We would like to draw attention, in particular, to the continued remanding to prison of children who remain unconvicted of any crime, the majority of whom do not subsequently receive a custodial sentence. They are held in conditions which are significantly worse than any sentenced prisoner; locked up for 23 hours per day, denied proper access to education and health care, without recourse to the basic protection afforded under the Children Act 1989.
In 1991 the Conservative government pledged to remove remanded 15- and 16-year-old children from the prison system but failed to honour this commitment, and the numbers of children held on remand have doubled, with over 2,000 boys being remanded to custody each year. The Crime and Disorder Act signals the end of that commitment, with courts being allowed to send a boy of 15 or 16 to secure accommodation only where they are deemed to be "vulnerable" within a restrictive definition supplied by the Act and where a vacancy exists within a secure unit. Having read Professor Pritchard's eloquent description of custody the question is, surely, which child is not vulnerable in these circumstances?

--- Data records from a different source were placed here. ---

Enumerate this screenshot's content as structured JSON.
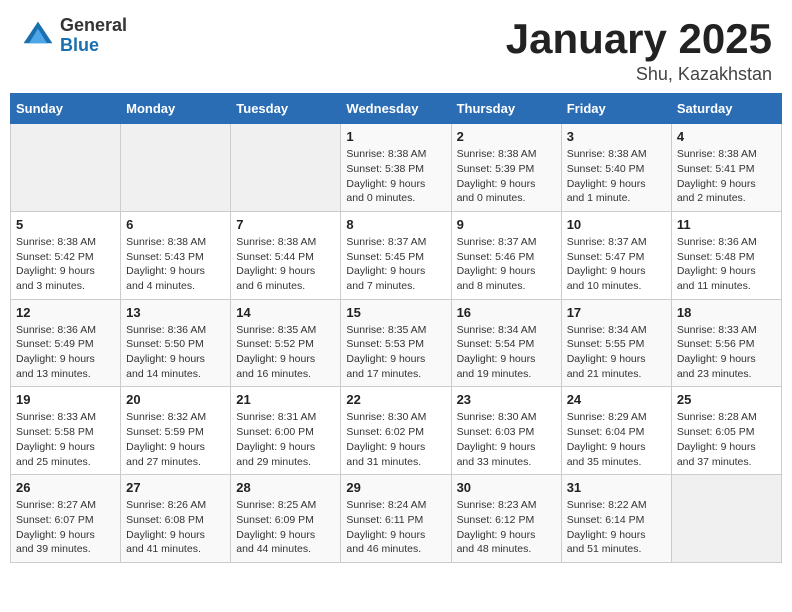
{
  "header": {
    "logo_general": "General",
    "logo_blue": "Blue",
    "month_title": "January 2025",
    "location": "Shu, Kazakhstan"
  },
  "days_of_week": [
    "Sunday",
    "Monday",
    "Tuesday",
    "Wednesday",
    "Thursday",
    "Friday",
    "Saturday"
  ],
  "weeks": [
    [
      {
        "day": "",
        "info": ""
      },
      {
        "day": "",
        "info": ""
      },
      {
        "day": "",
        "info": ""
      },
      {
        "day": "1",
        "info": "Sunrise: 8:38 AM\nSunset: 5:38 PM\nDaylight: 9 hours\nand 0 minutes."
      },
      {
        "day": "2",
        "info": "Sunrise: 8:38 AM\nSunset: 5:39 PM\nDaylight: 9 hours\nand 0 minutes."
      },
      {
        "day": "3",
        "info": "Sunrise: 8:38 AM\nSunset: 5:40 PM\nDaylight: 9 hours\nand 1 minute."
      },
      {
        "day": "4",
        "info": "Sunrise: 8:38 AM\nSunset: 5:41 PM\nDaylight: 9 hours\nand 2 minutes."
      }
    ],
    [
      {
        "day": "5",
        "info": "Sunrise: 8:38 AM\nSunset: 5:42 PM\nDaylight: 9 hours\nand 3 minutes."
      },
      {
        "day": "6",
        "info": "Sunrise: 8:38 AM\nSunset: 5:43 PM\nDaylight: 9 hours\nand 4 minutes."
      },
      {
        "day": "7",
        "info": "Sunrise: 8:38 AM\nSunset: 5:44 PM\nDaylight: 9 hours\nand 6 minutes."
      },
      {
        "day": "8",
        "info": "Sunrise: 8:37 AM\nSunset: 5:45 PM\nDaylight: 9 hours\nand 7 minutes."
      },
      {
        "day": "9",
        "info": "Sunrise: 8:37 AM\nSunset: 5:46 PM\nDaylight: 9 hours\nand 8 minutes."
      },
      {
        "day": "10",
        "info": "Sunrise: 8:37 AM\nSunset: 5:47 PM\nDaylight: 9 hours\nand 10 minutes."
      },
      {
        "day": "11",
        "info": "Sunrise: 8:36 AM\nSunset: 5:48 PM\nDaylight: 9 hours\nand 11 minutes."
      }
    ],
    [
      {
        "day": "12",
        "info": "Sunrise: 8:36 AM\nSunset: 5:49 PM\nDaylight: 9 hours\nand 13 minutes."
      },
      {
        "day": "13",
        "info": "Sunrise: 8:36 AM\nSunset: 5:50 PM\nDaylight: 9 hours\nand 14 minutes."
      },
      {
        "day": "14",
        "info": "Sunrise: 8:35 AM\nSunset: 5:52 PM\nDaylight: 9 hours\nand 16 minutes."
      },
      {
        "day": "15",
        "info": "Sunrise: 8:35 AM\nSunset: 5:53 PM\nDaylight: 9 hours\nand 17 minutes."
      },
      {
        "day": "16",
        "info": "Sunrise: 8:34 AM\nSunset: 5:54 PM\nDaylight: 9 hours\nand 19 minutes."
      },
      {
        "day": "17",
        "info": "Sunrise: 8:34 AM\nSunset: 5:55 PM\nDaylight: 9 hours\nand 21 minutes."
      },
      {
        "day": "18",
        "info": "Sunrise: 8:33 AM\nSunset: 5:56 PM\nDaylight: 9 hours\nand 23 minutes."
      }
    ],
    [
      {
        "day": "19",
        "info": "Sunrise: 8:33 AM\nSunset: 5:58 PM\nDaylight: 9 hours\nand 25 minutes."
      },
      {
        "day": "20",
        "info": "Sunrise: 8:32 AM\nSunset: 5:59 PM\nDaylight: 9 hours\nand 27 minutes."
      },
      {
        "day": "21",
        "info": "Sunrise: 8:31 AM\nSunset: 6:00 PM\nDaylight: 9 hours\nand 29 minutes."
      },
      {
        "day": "22",
        "info": "Sunrise: 8:30 AM\nSunset: 6:02 PM\nDaylight: 9 hours\nand 31 minutes."
      },
      {
        "day": "23",
        "info": "Sunrise: 8:30 AM\nSunset: 6:03 PM\nDaylight: 9 hours\nand 33 minutes."
      },
      {
        "day": "24",
        "info": "Sunrise: 8:29 AM\nSunset: 6:04 PM\nDaylight: 9 hours\nand 35 minutes."
      },
      {
        "day": "25",
        "info": "Sunrise: 8:28 AM\nSunset: 6:05 PM\nDaylight: 9 hours\nand 37 minutes."
      }
    ],
    [
      {
        "day": "26",
        "info": "Sunrise: 8:27 AM\nSunset: 6:07 PM\nDaylight: 9 hours\nand 39 minutes."
      },
      {
        "day": "27",
        "info": "Sunrise: 8:26 AM\nSunset: 6:08 PM\nDaylight: 9 hours\nand 41 minutes."
      },
      {
        "day": "28",
        "info": "Sunrise: 8:25 AM\nSunset: 6:09 PM\nDaylight: 9 hours\nand 44 minutes."
      },
      {
        "day": "29",
        "info": "Sunrise: 8:24 AM\nSunset: 6:11 PM\nDaylight: 9 hours\nand 46 minutes."
      },
      {
        "day": "30",
        "info": "Sunrise: 8:23 AM\nSunset: 6:12 PM\nDaylight: 9 hours\nand 48 minutes."
      },
      {
        "day": "31",
        "info": "Sunrise: 8:22 AM\nSunset: 6:14 PM\nDaylight: 9 hours\nand 51 minutes."
      },
      {
        "day": "",
        "info": ""
      }
    ]
  ]
}
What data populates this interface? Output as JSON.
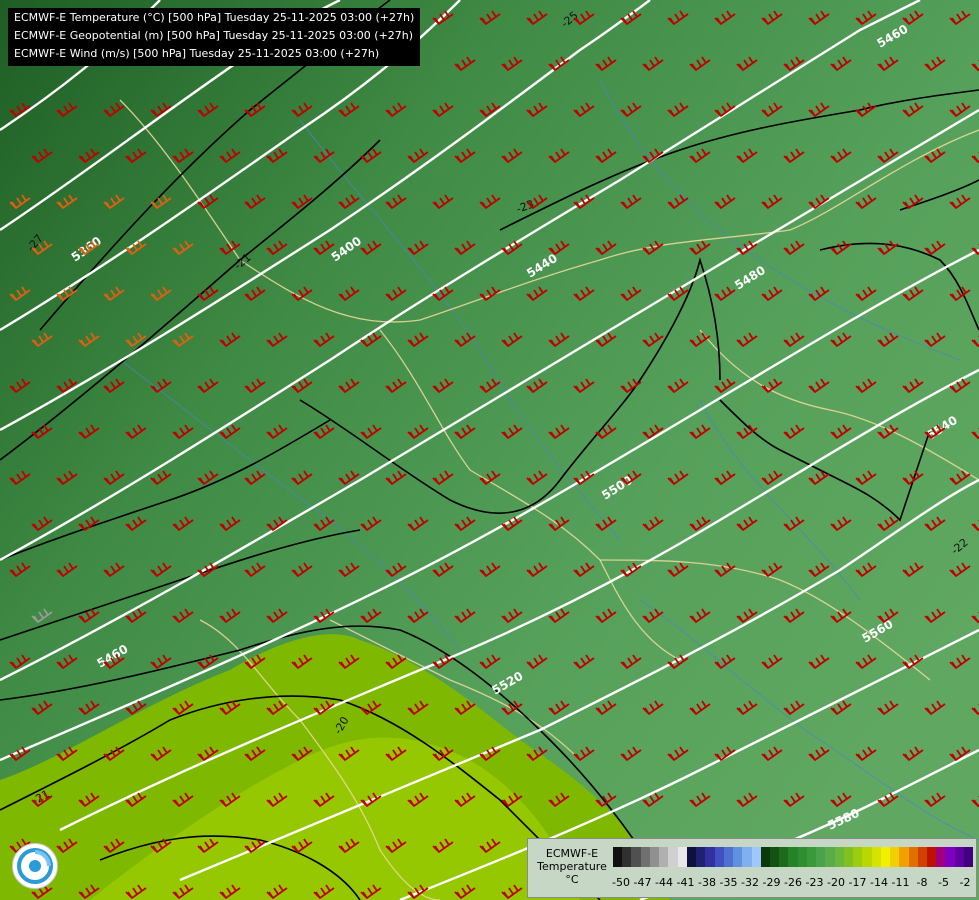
{
  "titles": [
    "ECMWF-E Temperature (°C) [500 hPa] Tuesday 25-11-2025 03:00 (+27h)",
    "ECMWF-E Geopotential (m) [500 hPa] Tuesday 25-11-2025 03:00 (+27h)",
    "ECMWF-E Wind (m/s) [500 hPa] Tuesday 25-11-2025 03:00 (+27h)"
  ],
  "geopotential_labels": [
    "5460",
    "5400",
    "5440",
    "5480",
    "5540",
    "5560",
    "5580",
    "5500",
    "5520",
    "5460",
    "5360"
  ],
  "temperature_labels": [
    "-23",
    "-21",
    "-22",
    "-20",
    "-21",
    "-27",
    "-25"
  ],
  "legend": {
    "title_line1": "ECMWF-E",
    "title_line2": "Temperature",
    "unit": "°C",
    "ticks": [
      "-50",
      "-47",
      "-44",
      "-41",
      "-38",
      "-35",
      "-32",
      "-29",
      "-26",
      "-23",
      "-20",
      "-17",
      "-14",
      "-11",
      "-8",
      "-5",
      "-2"
    ],
    "colors": [
      "#101010",
      "#303030",
      "#505050",
      "#707070",
      "#909090",
      "#b0b0b0",
      "#d0d0d0",
      "#e8e8e8",
      "#101040",
      "#202070",
      "#3030a0",
      "#4050c0",
      "#5070d0",
      "#6090e0",
      "#80b0f0",
      "#a0c8ff",
      "#0b3a0b",
      "#145214",
      "#1d6a1d",
      "#268226",
      "#2f8f2f",
      "#3a9a3a",
      "#4aa34a",
      "#5aac4a",
      "#6ab83a",
      "#80c020",
      "#9ccc10",
      "#b8d800",
      "#d4e400",
      "#f0f000",
      "#f0d000",
      "#f0a000",
      "#e07000",
      "#d04000",
      "#c01000",
      "#a00080",
      "#8000c0",
      "#6000a0",
      "#400080"
    ],
    "colors_legend_count": 39
  }
}
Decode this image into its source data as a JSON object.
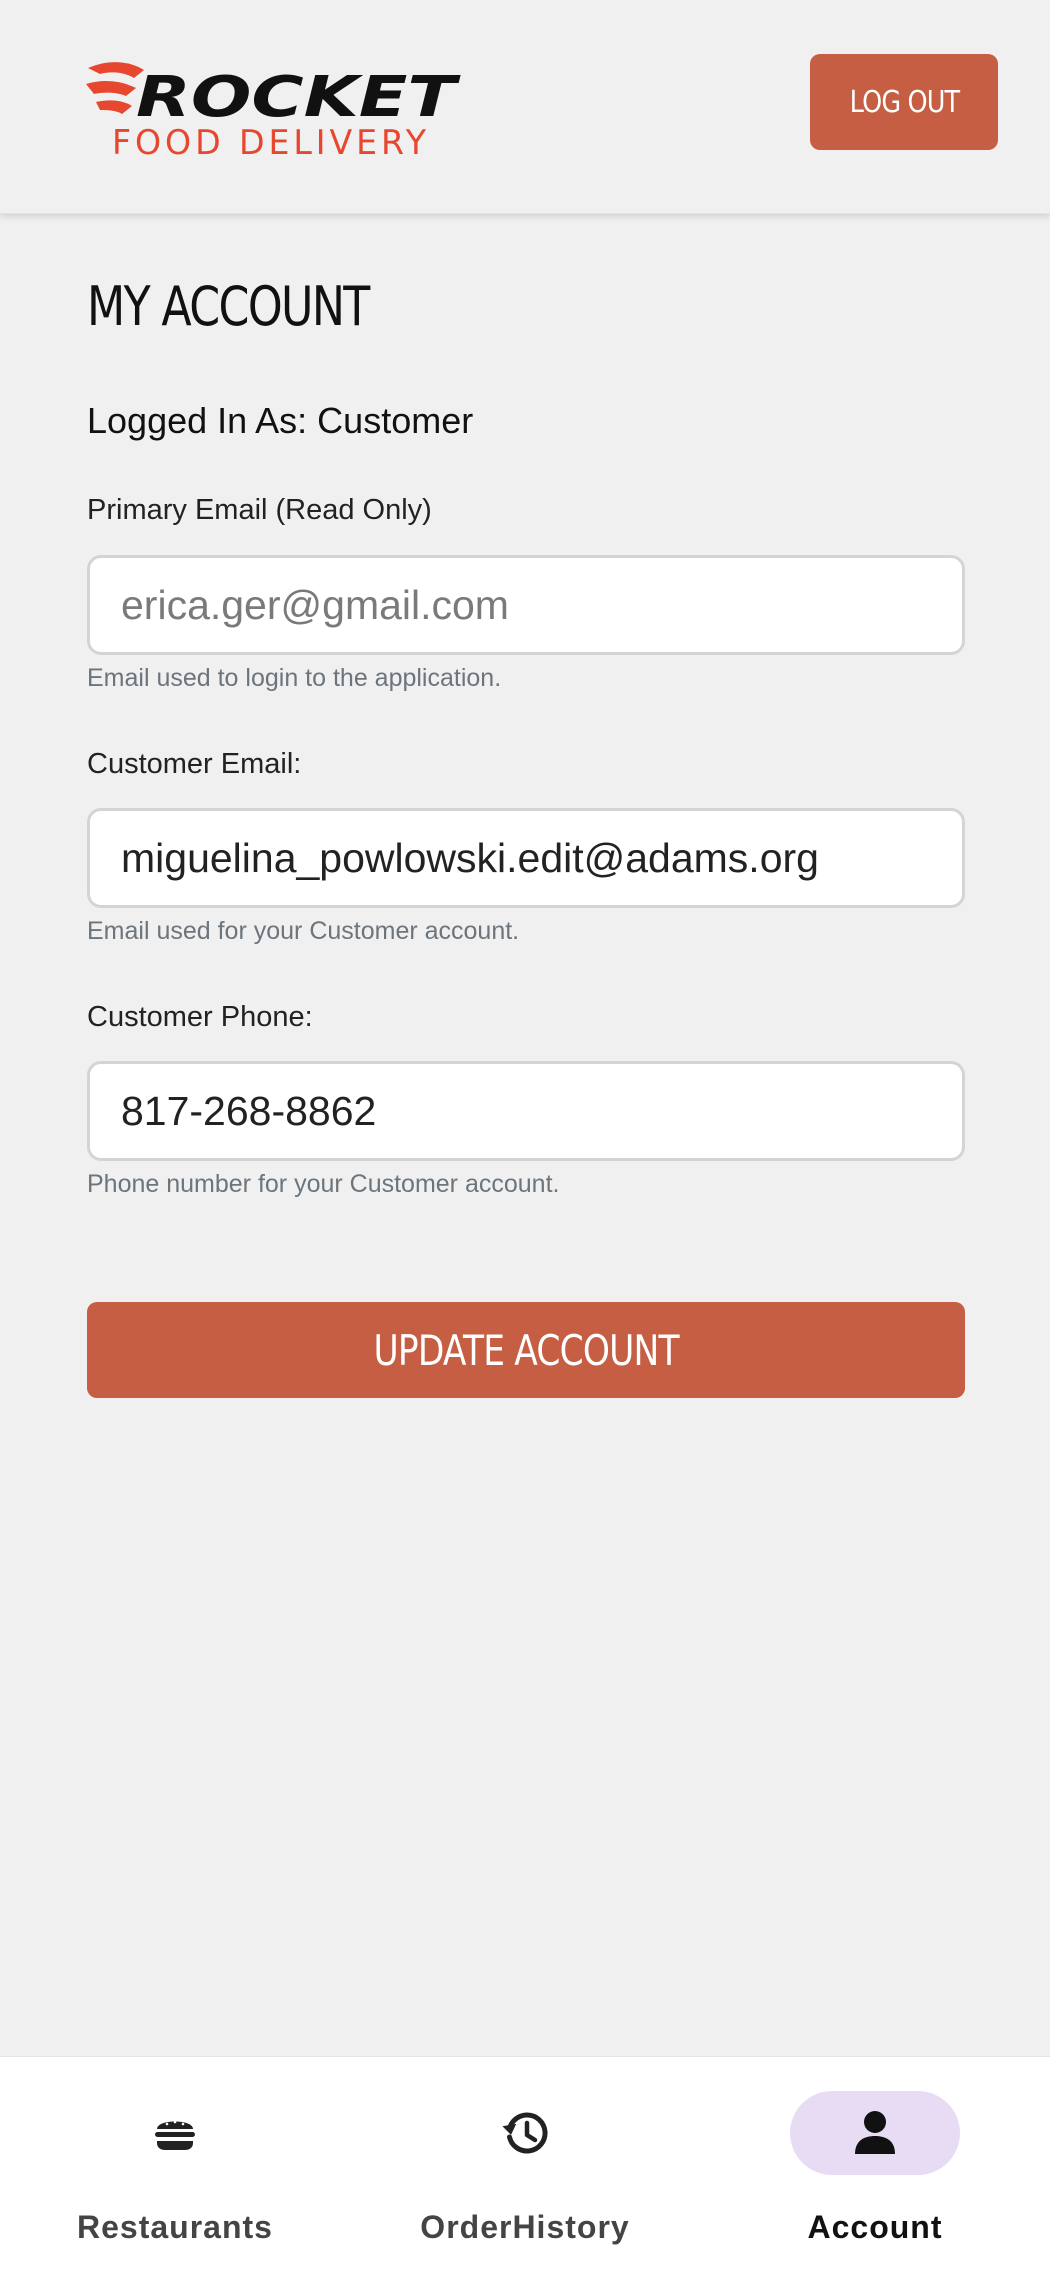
{
  "header": {
    "logo_text": "ROCKET",
    "logo_subtext": "FOOD DELIVERY",
    "logout_label": "LOG OUT"
  },
  "page": {
    "title": "MY ACCOUNT",
    "logged_in_as": "Logged In As: Customer"
  },
  "fields": {
    "primary_email": {
      "label": "Primary Email (Read Only)",
      "value": "erica.ger@gmail.com",
      "help": "Email used to login to the application."
    },
    "customer_email": {
      "label": "Customer Email:",
      "value": "miguelina_powlowski.edit@adams.org",
      "help": "Email used for your Customer account."
    },
    "customer_phone": {
      "label": "Customer Phone:",
      "value": "817-268-8862",
      "help": "Phone number for your Customer account."
    }
  },
  "update_label": "UPDATE ACCOUNT",
  "nav": {
    "items": [
      {
        "label": "Restaurants",
        "icon": "hamburger-icon"
      },
      {
        "label": "OrderHistory",
        "icon": "history-icon"
      },
      {
        "label": "Account",
        "icon": "person-icon",
        "active": true
      }
    ]
  },
  "colors": {
    "accent": "#c55e42",
    "logo_red": "#e8472f",
    "active_pill": "#e8dcf5",
    "background": "#f0f0f0"
  }
}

The Children's Society Remand Rescue Initiative attempts to find alternatives for children to a custodial remand. Unfortunately, the lack of spaces in secure accommodation and the limited availability of bail support and remand fostering schemes hamper our success. In addition, the Government's failure to challenge the prevailing attitude that "prison works" does little to help the situation. We believe that it is time for the Government to admit that prison is an expensive, ineffective and dangerous environment for children and renew its commitment to removing this group of children from prison custody.
The Children's Society Remand Rescue Initiative